== DATA TO EXAMINE ==
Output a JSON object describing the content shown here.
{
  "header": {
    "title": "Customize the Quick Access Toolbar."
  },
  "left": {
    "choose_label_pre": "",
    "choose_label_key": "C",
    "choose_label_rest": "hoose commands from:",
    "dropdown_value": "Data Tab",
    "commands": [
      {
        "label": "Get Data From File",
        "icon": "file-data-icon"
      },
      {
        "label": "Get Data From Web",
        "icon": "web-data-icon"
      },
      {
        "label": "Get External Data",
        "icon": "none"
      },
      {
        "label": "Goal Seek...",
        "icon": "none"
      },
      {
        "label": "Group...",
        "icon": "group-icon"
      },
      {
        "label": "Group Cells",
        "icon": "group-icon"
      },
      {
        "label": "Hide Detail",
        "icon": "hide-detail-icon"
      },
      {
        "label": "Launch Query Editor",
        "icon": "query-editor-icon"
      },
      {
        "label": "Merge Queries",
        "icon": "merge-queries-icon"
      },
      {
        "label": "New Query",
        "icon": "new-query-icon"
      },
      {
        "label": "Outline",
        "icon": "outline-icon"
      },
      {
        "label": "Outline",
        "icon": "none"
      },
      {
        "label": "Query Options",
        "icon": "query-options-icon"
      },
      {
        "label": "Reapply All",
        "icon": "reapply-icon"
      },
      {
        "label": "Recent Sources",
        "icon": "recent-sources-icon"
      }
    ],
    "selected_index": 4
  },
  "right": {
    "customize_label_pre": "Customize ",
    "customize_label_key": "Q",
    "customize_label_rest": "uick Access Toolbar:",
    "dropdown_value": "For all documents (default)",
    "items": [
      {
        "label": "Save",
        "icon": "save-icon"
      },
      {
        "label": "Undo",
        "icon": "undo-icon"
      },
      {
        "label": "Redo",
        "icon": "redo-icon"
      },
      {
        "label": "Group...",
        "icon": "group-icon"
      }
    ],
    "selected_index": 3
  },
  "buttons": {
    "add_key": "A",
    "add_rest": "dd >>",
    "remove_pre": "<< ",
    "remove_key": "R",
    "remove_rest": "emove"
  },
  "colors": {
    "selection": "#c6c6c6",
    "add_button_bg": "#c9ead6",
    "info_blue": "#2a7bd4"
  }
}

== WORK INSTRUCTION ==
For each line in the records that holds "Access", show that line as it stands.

== ANSWER AREA ==
    "title": "Customize the Quick Access Toolbar."
    "customize_label_rest": "uick Access Toolbar:",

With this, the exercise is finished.